"The family is completely devastated," said Hicks. "They want answers. They want full disclosure. Most of all, they want to know that Mr. Fuller’s life mattered.”
Officials said they would be looking into the last people Fuller was in contact with before his death, as well as his medical history in California, Arizona, and Nevada. Investigators were also expected to speak with his caseworker with the Department of Social Services, although officials did not disclose what services Fuller was receiving.
Authorities also said they had spoken with relatives of Fuller and discussed if there may have been any motive for him to kill himself, but they did not disclose any details of that conversation. Villanueva said investigators planned to continue speaking with the family about the case.
Homicide investigators would also be doing forensic analysis of the rope used in the hanging, including how the knot was tied, officials said Monday. There was no chair or stool near the body.
The Antelope Valley, where Palmdale is located, has a large Black population and a history of white supremacist skinhead gangs, racially motivated attacks, and racist and discriminatory policies. In 2016, three neo-Nazis were charged with hate crimes after attacking three Latino teenagers in a park and shouting "Heil Hitler, AV Skins."
Given the circumstances, the attorney said, he hopes that authorities will also look into Fuller's death as a possible hate crime.
"This area is known for its skinheads and for having racial conflict, and I would suspect that police would look into that as a potential narrative," he said. "The manner by which the body was found, not too far from City Hall in an area where there had been protests about Black Lives Matter and George Floyd, you can't ignore that. That's why you see such an outrage from the Black community."

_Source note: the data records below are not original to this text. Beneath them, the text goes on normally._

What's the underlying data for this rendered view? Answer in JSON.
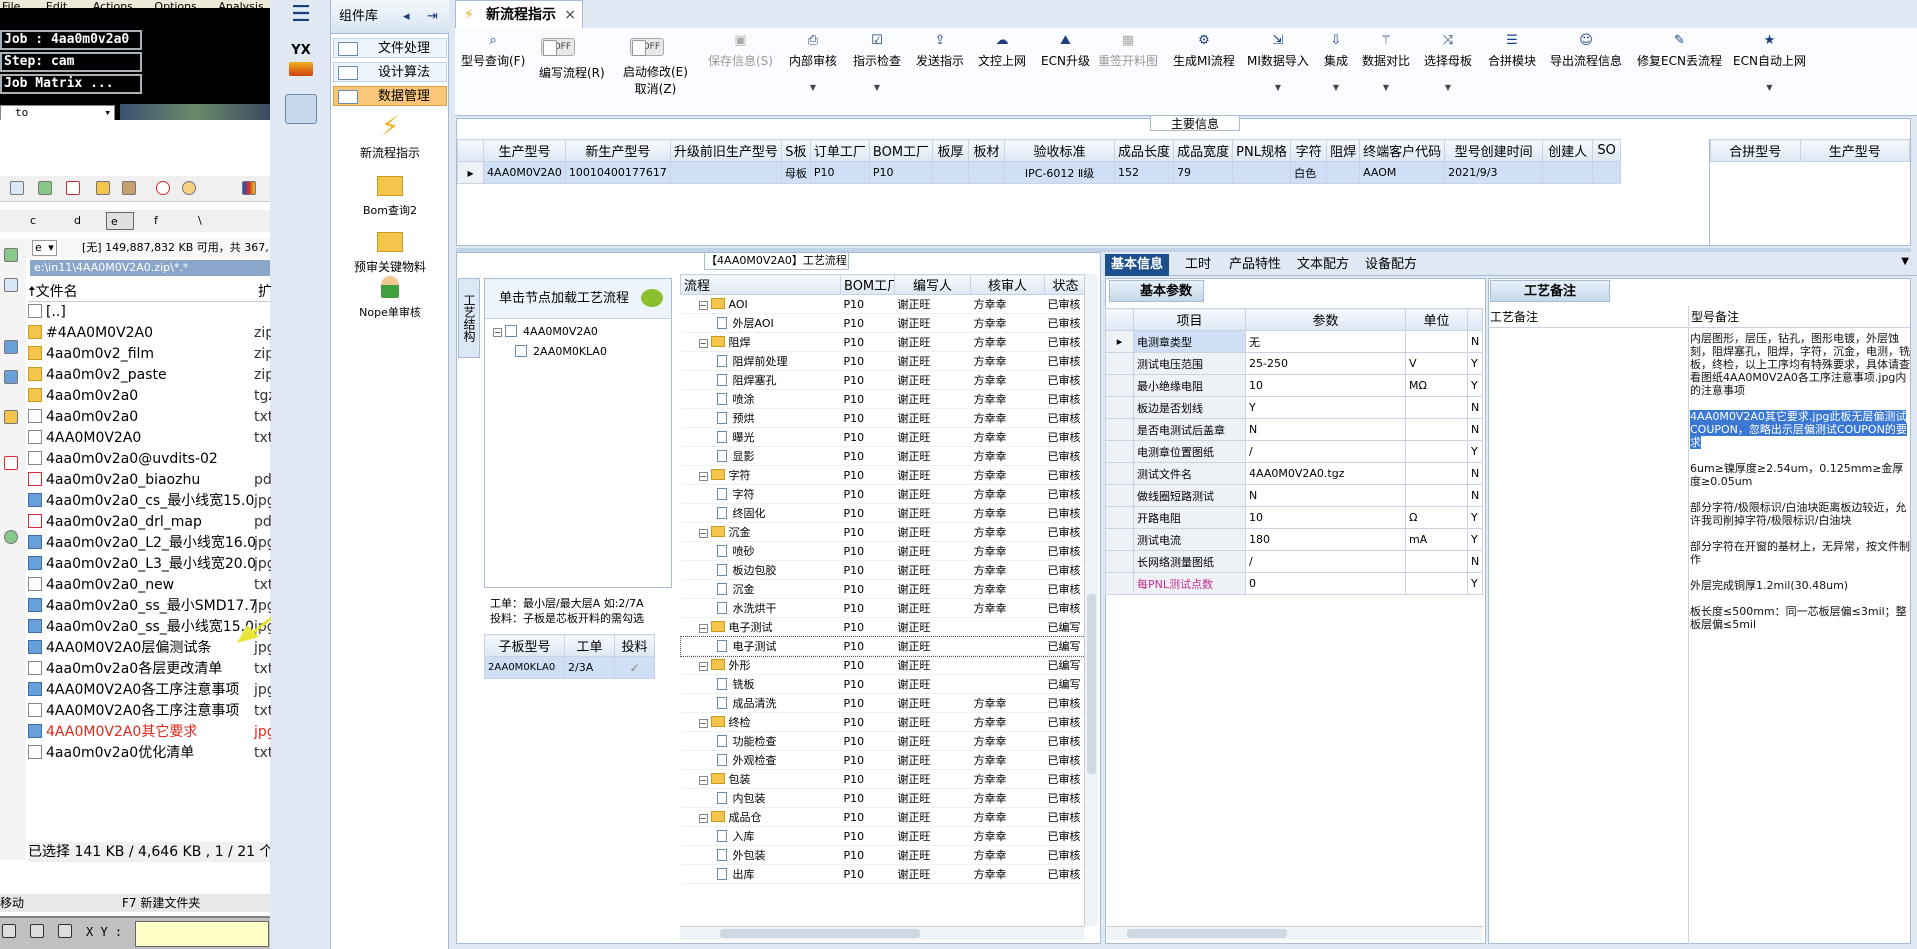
{
  "left_window": {
    "menu": [
      "File",
      "Edit",
      "Actions",
      "Options",
      "Analysis"
    ],
    "job_panel": {
      "job": "Job : 4aa0m0v2a0",
      "step": "Step: cam",
      "matrix": "Job Matrix ...",
      "to_value": "to"
    },
    "drives": [
      "c",
      "d",
      "e",
      "f",
      "\\"
    ],
    "drive_select": "e",
    "disk_info": "[无] 149,887,832 KB 可用，共 367,",
    "path": "e:\\in11\\4AA0M0V2A0.zip\\*.*",
    "column_header": "文件名",
    "column_header_ext": "扩",
    "files": [
      {
        "name": "[..]",
        "ext": "",
        "icon": "up-icon"
      },
      {
        "name": "#4AA0M0V2A0",
        "ext": "zip",
        "icon": "folder-icon"
      },
      {
        "name": "4aa0m0v2_film",
        "ext": "zip",
        "icon": "folder-icon"
      },
      {
        "name": "4aa0m0v2_paste",
        "ext": "zip",
        "icon": "folder-icon"
      },
      {
        "name": "4aa0m0v2a0",
        "ext": "tgz",
        "icon": "folder-icon"
      },
      {
        "name": "4aa0m0v2a0",
        "ext": "txt",
        "icon": "file-icon"
      },
      {
        "name": "4AA0M0V2A0",
        "ext": "txt",
        "icon": "file-icon"
      },
      {
        "name": "4aa0m0v2a0@uvdits-02",
        "ext": "",
        "icon": "file-icon"
      },
      {
        "name": "4aa0m0v2a0_biaozhu",
        "ext": "pdf",
        "icon": "pdf-icon"
      },
      {
        "name": "4aa0m0v2a0_cs_最小线宽15.0",
        "ext": "jpg",
        "icon": "image-icon"
      },
      {
        "name": "4aa0m0v2a0_drl_map",
        "ext": "pdf",
        "icon": "pdf-icon"
      },
      {
        "name": "4aa0m0v2a0_L2_最小线宽16.0",
        "ext": "jpg",
        "icon": "image-icon"
      },
      {
        "name": "4aa0m0v2a0_L3_最小线宽20.0",
        "ext": "jpg",
        "icon": "image-icon"
      },
      {
        "name": "4aa0m0v2a0_new",
        "ext": "txt",
        "icon": "file-icon"
      },
      {
        "name": "4aa0m0v2a0_ss_最小SMD17.7",
        "ext": "jpg",
        "icon": "image-icon"
      },
      {
        "name": "4aa0m0v2a0_ss_最小线宽15.0",
        "ext": "jpg",
        "icon": "image-icon"
      },
      {
        "name": "4AA0M0V2A0层偏测试条",
        "ext": "jpg",
        "icon": "image-icon"
      },
      {
        "name": "4aa0m0v2a0各层更改清单",
        "ext": "txt",
        "icon": "file-icon"
      },
      {
        "name": "4AA0M0V2A0各工序注意事项",
        "ext": "jpg",
        "icon": "image-icon"
      },
      {
        "name": "4AA0M0V2A0各工序注意事项",
        "ext": "txt",
        "icon": "file-icon"
      },
      {
        "name": "4AA0M0V2A0其它要求",
        "ext": "jpg",
        "icon": "image-icon",
        "highlight": true
      },
      {
        "name": "4aa0m0v2a0优化清单",
        "ext": "txt",
        "icon": "file-icon"
      }
    ],
    "status": "已选择 141 KB / 4,646 KB , 1 / 21 个",
    "fkeys": {
      "move": "移动",
      "newfolder": "F7 新建文件夹"
    },
    "xy_label": "X Y :"
  },
  "sidebar": {
    "logo": "YX"
  },
  "component_panel": {
    "title": "组件库",
    "menus": [
      {
        "label": "文件处理",
        "selected": false
      },
      {
        "label": "设计算法",
        "selected": false
      },
      {
        "label": "数据管理",
        "selected": true
      }
    ],
    "tools": [
      {
        "label": "新流程指示",
        "icon": "lightning-icon"
      },
      {
        "label": "Bom查询2",
        "icon": "folder-icon"
      },
      {
        "label": "预审关键物料",
        "icon": "folder-icon"
      },
      {
        "label": "Nope单审核",
        "icon": "user-icon"
      }
    ]
  },
  "doc_tab": {
    "title": "新流程指示",
    "close": "×"
  },
  "toolbar": {
    "buttons": [
      {
        "label": "型号查询(F)",
        "icon": "search-icon",
        "dropdown": false,
        "disabled": false
      },
      {
        "label": "编写流程(R)",
        "toggle": "OFF"
      },
      {
        "label": "启动修改(E)",
        "label2": "取消(Z)",
        "toggle": "OFF"
      },
      {
        "label": "保存信息(S)",
        "icon": "save-icon",
        "disabled": true
      },
      {
        "label": "内部审核",
        "icon": "print-icon",
        "dropdown": true
      },
      {
        "label": "指示检查",
        "icon": "check-icon",
        "dropdown": true
      },
      {
        "label": "发送指示",
        "icon": "upload-icon"
      },
      {
        "label": "文控上网",
        "icon": "cloud-icon"
      },
      {
        "label": "ECN升级",
        "icon": "ecn-icon"
      },
      {
        "label": "重签开料图",
        "icon": "image-icon",
        "disabled": true
      },
      {
        "label": "生成MI流程",
        "icon": "gears-icon"
      },
      {
        "label": "MI数据导入",
        "icon": "import-icon",
        "dropdown": true
      },
      {
        "label": "集成",
        "icon": "download-icon",
        "dropdown": true
      },
      {
        "label": "数据对比",
        "icon": "wand-icon",
        "dropdown": true
      },
      {
        "label": "选择母板",
        "icon": "shuffle-icon",
        "dropdown": true
      },
      {
        "label": "合拼模块",
        "icon": "list-icon"
      },
      {
        "label": "导出流程信息",
        "icon": "smile-icon"
      },
      {
        "label": "修复ECN丢流程",
        "icon": "wrench-icon"
      },
      {
        "label": "ECN自动上网",
        "icon": "star-icon",
        "dropdown": true
      }
    ]
  },
  "main_info": {
    "title": "主要信息",
    "headers": [
      "生产型号",
      "新生产型号",
      "升级前旧生产型号",
      "S板",
      "订单工厂",
      "BOM工厂",
      "板厚",
      "板材",
      "验收标准",
      "成品长度",
      "成品宽度",
      "PNL规格",
      "字符",
      "阻焊",
      "终端客户代码",
      "型号创建时间",
      "创建人",
      "SO"
    ],
    "row": [
      "4AA0M0V2A0",
      "10010400177617",
      "",
      "母板",
      "P10",
      "P10",
      "",
      "",
      "IPC-6012 Ⅱ级",
      "152",
      "79",
      "",
      "白色",
      "",
      "AAOM",
      "2021/9/3",
      "",
      ""
    ],
    "side_headers": [
      "合拼型号",
      "生产型号"
    ]
  },
  "process": {
    "title": "【4AA0M0V2A0】工艺流程",
    "vtab": "工艺结构",
    "tree_header": "单击节点加载工艺流程",
    "tree_nodes": [
      "4AA0M0V2A0",
      "2AA0M0KLA0"
    ],
    "note_line1": "工单：最小层/最大层A 如:2/7A",
    "note_line2": "投料：子板是芯板开料的需勾选",
    "sub_headers": [
      "子板型号",
      "工单",
      "投料"
    ],
    "sub_row": [
      "2AA0M0KLA0",
      "2/3A",
      "✓"
    ],
    "grid_headers": [
      "流程",
      "BOM工厂",
      "编写人",
      "核审人",
      "状态"
    ],
    "rows": [
      {
        "name": "AOI",
        "level": 1,
        "folder": true,
        "bom": "P10",
        "writer": "谢正旺",
        "reviewer": "方幸幸",
        "status": "已审核"
      },
      {
        "name": "外层AOI",
        "level": 2,
        "folder": false,
        "bom": "P10",
        "writer": "谢正旺",
        "reviewer": "方幸幸",
        "status": "已审核"
      },
      {
        "name": "阻焊",
        "level": 1,
        "folder": true,
        "bom": "P10",
        "writer": "谢正旺",
        "reviewer": "方幸幸",
        "status": "已审核"
      },
      {
        "name": "阻焊前处理",
        "level": 2,
        "folder": false,
        "bom": "P10",
        "writer": "谢正旺",
        "reviewer": "方幸幸",
        "status": "已审核"
      },
      {
        "name": "阻焊塞孔",
        "level": 2,
        "folder": false,
        "bom": "P10",
        "writer": "谢正旺",
        "reviewer": "方幸幸",
        "status": "已审核"
      },
      {
        "name": "喷涂",
        "level": 2,
        "folder": false,
        "bom": "P10",
        "writer": "谢正旺",
        "reviewer": "方幸幸",
        "status": "已审核"
      },
      {
        "name": "预烘",
        "level": 2,
        "folder": false,
        "bom": "P10",
        "writer": "谢正旺",
        "reviewer": "方幸幸",
        "status": "已审核"
      },
      {
        "name": "曝光",
        "level": 2,
        "folder": false,
        "bom": "P10",
        "writer": "谢正旺",
        "reviewer": "方幸幸",
        "status": "已审核"
      },
      {
        "name": "显影",
        "level": 2,
        "folder": false,
        "bom": "P10",
        "writer": "谢正旺",
        "reviewer": "方幸幸",
        "status": "已审核"
      },
      {
        "name": "字符",
        "level": 1,
        "folder": true,
        "bom": "P10",
        "writer": "谢正旺",
        "reviewer": "方幸幸",
        "status": "已审核"
      },
      {
        "name": "字符",
        "level": 2,
        "folder": false,
        "bom": "P10",
        "writer": "谢正旺",
        "reviewer": "方幸幸",
        "status": "已审核"
      },
      {
        "name": "终固化",
        "level": 2,
        "folder": false,
        "bom": "P10",
        "writer": "谢正旺",
        "reviewer": "方幸幸",
        "status": "已审核"
      },
      {
        "name": "沉金",
        "level": 1,
        "folder": true,
        "bom": "P10",
        "writer": "谢正旺",
        "reviewer": "方幸幸",
        "status": "已审核"
      },
      {
        "name": "喷砂",
        "level": 2,
        "folder": false,
        "bom": "P10",
        "writer": "谢正旺",
        "reviewer": "方幸幸",
        "status": "已审核"
      },
      {
        "name": "板边包胶",
        "level": 2,
        "folder": false,
        "bom": "P10",
        "writer": "谢正旺",
        "reviewer": "方幸幸",
        "status": "已审核"
      },
      {
        "name": "沉金",
        "level": 2,
        "folder": false,
        "bom": "P10",
        "writer": "谢正旺",
        "reviewer": "方幸幸",
        "status": "已审核"
      },
      {
        "name": "水洗烘干",
        "level": 2,
        "folder": false,
        "bom": "P10",
        "writer": "谢正旺",
        "reviewer": "方幸幸",
        "status": "已审核"
      },
      {
        "name": "电子测试",
        "level": 1,
        "folder": true,
        "bom": "P10",
        "writer": "谢正旺",
        "reviewer": "",
        "status": "已编写"
      },
      {
        "name": "电子测试",
        "level": 2,
        "folder": false,
        "bom": "P10",
        "writer": "谢正旺",
        "reviewer": "",
        "status": "已编写",
        "selected": true
      },
      {
        "name": "外形",
        "level": 1,
        "folder": true,
        "bom": "P10",
        "writer": "谢正旺",
        "reviewer": "",
        "status": "已编写"
      },
      {
        "name": "铣板",
        "level": 2,
        "folder": false,
        "bom": "P10",
        "writer": "谢正旺",
        "reviewer": "",
        "status": "已编写"
      },
      {
        "name": "成品清洗",
        "level": 2,
        "folder": false,
        "bom": "P10",
        "writer": "谢正旺",
        "reviewer": "方幸幸",
        "status": "已审核"
      },
      {
        "name": "终检",
        "level": 1,
        "folder": true,
        "bom": "P10",
        "writer": "谢正旺",
        "reviewer": "方幸幸",
        "status": "已审核"
      },
      {
        "name": "功能检查",
        "level": 2,
        "folder": false,
        "bom": "P10",
        "writer": "谢正旺",
        "reviewer": "方幸幸",
        "status": "已审核"
      },
      {
        "name": "外观检查",
        "level": 2,
        "folder": false,
        "bom": "P10",
        "writer": "谢正旺",
        "reviewer": "方幸幸",
        "status": "已审核"
      },
      {
        "name": "包装",
        "level": 1,
        "folder": true,
        "bom": "P10",
        "writer": "谢正旺",
        "reviewer": "方幸幸",
        "status": "已审核"
      },
      {
        "name": "内包装",
        "level": 2,
        "folder": false,
        "bom": "P10",
        "writer": "谢正旺",
        "reviewer": "方幸幸",
        "status": "已审核"
      },
      {
        "name": "成品仓",
        "level": 1,
        "folder": true,
        "bom": "P10",
        "writer": "谢正旺",
        "reviewer": "方幸幸",
        "status": "已审核"
      },
      {
        "name": "入库",
        "level": 2,
        "folder": false,
        "bom": "P10",
        "writer": "谢正旺",
        "reviewer": "方幸幸",
        "status": "已审核"
      },
      {
        "name": "外包装",
        "level": 2,
        "folder": false,
        "bom": "P10",
        "writer": "谢正旺",
        "reviewer": "方幸幸",
        "status": "已审核"
      },
      {
        "name": "出库",
        "level": 2,
        "folder": false,
        "bom": "P10",
        "writer": "谢正旺",
        "reviewer": "方幸幸",
        "status": "已审核"
      }
    ]
  },
  "basic_info": {
    "tabs": [
      "基本信息",
      "工时",
      "产品特性",
      "文本配方",
      "设备配方"
    ],
    "title": "基本参数",
    "headers": [
      "项目",
      "参数",
      "单位"
    ],
    "rows": [
      {
        "item": "电测章类型",
        "param": "无",
        "unit": "",
        "flag": "N",
        "active": true
      },
      {
        "item": "测试电压范围",
        "param": "25-250",
        "unit": "V",
        "flag": "Y"
      },
      {
        "item": "最小绝缘电阻",
        "param": "10",
        "unit": "MΩ",
        "flag": "Y"
      },
      {
        "item": "板边是否划线",
        "param": "Y",
        "unit": "",
        "flag": "N"
      },
      {
        "item": "是否电测试后盖章",
        "param": "N",
        "unit": "",
        "flag": "N"
      },
      {
        "item": "电测章位置图纸",
        "param": "/",
        "unit": "",
        "flag": "Y"
      },
      {
        "item": "测试文件名",
        "param": "4AA0M0V2A0.tgz",
        "unit": "",
        "flag": "N"
      },
      {
        "item": "做线圈短路测试",
        "param": "N",
        "unit": "",
        "flag": "N"
      },
      {
        "item": "开路电阻",
        "param": "10",
        "unit": "Ω",
        "flag": "Y"
      },
      {
        "item": "测试电流",
        "param": "180",
        "unit": "mA",
        "flag": "Y"
      },
      {
        "item": "长网络测量图纸",
        "param": "/",
        "unit": "",
        "flag": "N"
      },
      {
        "item": "每PNL测试点数",
        "param": "0",
        "unit": "",
        "flag": "Y",
        "pink": true
      }
    ]
  },
  "notes": {
    "title": "工艺备注",
    "col1": "工艺备注",
    "col2": "型号备注",
    "p1": "内层图形，层压，钻孔，图形电镀，外层蚀刻，阻焊塞孔，阻焊，字符，沉金，电测，铣板，终检，以上工序均有特殊要求，具体请查看图纸4AA0M0V2A0各工序注意事项.jpg内的注意事项",
    "p2": "4AA0M0V2A0其它要求.jpg此板无层偏测试COUPON，忽略出示层偏测试COUPON的要求",
    "p3": "6um≥镍厚度≥2.54um，0.125mm≥金厚度≥0.05um",
    "p4": "部分字符/极限标识/白油块距离板边较近，允许我司削掉字符/极限标识/白油块",
    "p5": "部分字符在开窗的基材上，无异常，按文件制作",
    "p6": "外层完成铜厚1.2mil(30.48um)",
    "p7": "板长度≤500mm：同一芯板层偏≤3mil；整板层偏≤5mil"
  },
  "colors": {
    "accent": "#1c4f8c",
    "selected_row": "#cfe0f6",
    "highlight_menu": "#f9c77a",
    "annotation_arrow": "#e6e63a"
  }
}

More than 200,000 people have signed a petition calling on the city and the sheriff's department to conduct a thorough investigation and release security footage and the 911 call reporting his death.
"During such a heightened time with the Black Lives Matter movement and the city’s quickness to call his death a suicide before any investigation, there is reason to believe that Robert’s death was a lynching," the petition said.
Officials have said there is no security footage available. Palmdale Mayor Steve Hofbauer said there are only two cameras in the square and that both are low resolution and follow traffic in real time, but don't record.
In a tweet reply on Sunday, Hofbauer emphasized that there are "no cameras IN the park" and said officials want the state attorney general to step in and oversee an independent investigation. The mayor attached a letter that officials sent to Xavier Becerra on Saturday, confirming that the sheriff department's homicide bureau is also looking into Fuller's death.
A final cause and manner of death is pending additional investigation, according to the Los Angeles County Medical Examiner-Coroner.
Hicks also noted that another black man was recently found dead hanging from a tree less than 50 miles from where Fuller's body was found. The family of Malcolm Harsch, 38, worry their loved one's death will also be ruled a suicide, and are conducting their own investigation into it.
Villanueva said his department would be in contact with Victorville officials to ascertain whether there are any similarities in the cases.
Hundreds gathered in the Palmdale square where Fuller's body was found Saturday to demand justice before marching through the city.
His friend Tommie Anderson told LAist she last saw Fuller at a nearby 7-Eleven a couple weeks ago and that they had talked about the nationwide protests over the police killing of George Floyd. She said Fuller was excited about the Black Lives Matter movement and that they were also planning a trip to Las Vegas later this summer.
"He didn't come to his park and hang himself," Anderson said. "Somebody brought him here and did this to him."